Google continues to expand the ecosystem around its Android operating system for mobile devices, as evidenced by a couple of announcements today.
Old game portals have to keep up with the times by socializing their games. That’s why Candystand.com is integrating Facebook Connect today to turn its site into a gaming social network.
Goozex has bootstrapped a solid business selling used games online. Now, at the urging of its own customers, it is expanding into selling movie disks online.
World of Warcraft, the billion-dollar online world with 11.5 million subscribers is about to get its own magazine.
Sony gave journalists an up close and personal view of the slimmer and lighter version of the PlayStation 3 video game console today.
The app revolution that started with the iPhone could spread far and wide to all of consumer electronics. That’s one of the lessons that Sony Electronics executives say they have learned from Apple’s success with the AppStore.
With giant antivirus software vendors such as Symantec and McAfee, we shouldn’t expect to see antivirus software startups anymore. But don’t tell that to Oliver Friedrichs, founder of Immunet, an antivirus software that is coming out of stealth today.
Two startups that specialize in providing ad displays in places where people are on the move — from Starbucks to airplane seats — have rebranded themselves as Reach Media Group.
Desktop virtualization is a pretty hot area as corporations use the technology to manage remote computers and reduce security risks. Wanova, a new startup in the field, is emerging from stealth today and announcing it has riased $13 million in funding.
[Updated with Sony interview]
Major League Gaming has acquired Agora Games, which offers tools for developing such features as leaderboards and shared player statistics for online game communities.
BumpTop has created a user interface that runs atop Windows and makes it easier to view your desktop in three dimensions. So it makes sense that the Toronto, Canada-based company has agreed to bundle its software with the hardware of three leading 3-D graphics card makers.
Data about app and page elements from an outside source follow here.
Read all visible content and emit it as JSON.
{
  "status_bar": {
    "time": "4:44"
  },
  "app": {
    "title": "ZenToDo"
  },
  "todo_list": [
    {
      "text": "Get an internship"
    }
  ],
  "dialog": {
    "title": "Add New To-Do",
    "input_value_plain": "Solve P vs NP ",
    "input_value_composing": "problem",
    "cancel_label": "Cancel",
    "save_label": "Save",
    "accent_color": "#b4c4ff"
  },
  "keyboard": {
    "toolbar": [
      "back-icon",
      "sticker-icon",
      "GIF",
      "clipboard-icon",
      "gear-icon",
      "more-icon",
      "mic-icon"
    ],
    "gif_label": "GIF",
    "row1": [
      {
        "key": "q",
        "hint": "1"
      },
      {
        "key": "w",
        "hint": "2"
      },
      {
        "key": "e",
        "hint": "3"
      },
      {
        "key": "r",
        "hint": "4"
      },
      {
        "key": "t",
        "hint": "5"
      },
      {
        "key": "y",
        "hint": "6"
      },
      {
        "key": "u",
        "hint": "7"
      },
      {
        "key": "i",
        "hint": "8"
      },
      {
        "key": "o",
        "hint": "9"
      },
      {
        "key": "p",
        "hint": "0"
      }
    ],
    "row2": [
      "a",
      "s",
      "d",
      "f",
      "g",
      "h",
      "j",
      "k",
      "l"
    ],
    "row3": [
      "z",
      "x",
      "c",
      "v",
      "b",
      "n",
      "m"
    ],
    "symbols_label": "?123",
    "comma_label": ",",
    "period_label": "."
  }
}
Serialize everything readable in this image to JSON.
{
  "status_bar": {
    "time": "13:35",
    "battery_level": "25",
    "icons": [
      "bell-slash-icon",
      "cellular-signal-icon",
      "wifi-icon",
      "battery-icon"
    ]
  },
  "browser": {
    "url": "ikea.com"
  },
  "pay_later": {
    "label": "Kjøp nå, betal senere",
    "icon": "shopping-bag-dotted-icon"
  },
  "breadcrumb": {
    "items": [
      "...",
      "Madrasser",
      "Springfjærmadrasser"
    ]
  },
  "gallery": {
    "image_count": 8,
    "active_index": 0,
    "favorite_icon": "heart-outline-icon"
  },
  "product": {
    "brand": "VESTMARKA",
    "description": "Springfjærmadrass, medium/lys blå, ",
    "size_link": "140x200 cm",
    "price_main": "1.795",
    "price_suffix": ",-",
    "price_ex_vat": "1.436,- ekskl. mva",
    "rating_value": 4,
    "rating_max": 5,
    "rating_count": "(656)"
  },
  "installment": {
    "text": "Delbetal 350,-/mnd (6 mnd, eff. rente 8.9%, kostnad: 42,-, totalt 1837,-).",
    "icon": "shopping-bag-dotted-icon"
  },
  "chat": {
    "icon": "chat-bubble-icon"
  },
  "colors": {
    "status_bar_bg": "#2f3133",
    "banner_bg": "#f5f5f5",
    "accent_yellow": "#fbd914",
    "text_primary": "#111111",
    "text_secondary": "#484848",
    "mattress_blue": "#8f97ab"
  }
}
Scoreloop, which develops infrastructure to make iPhone games more social and addictive, has raised a $2.8 million second round of funding.
Virtual currency seems to be the way to get venture capitalists to part with their real currency.
Imagine the pain at Microsoft and Intel. Steve Jobs doesn’t have to do anything, and he still gets outstanding press coverage.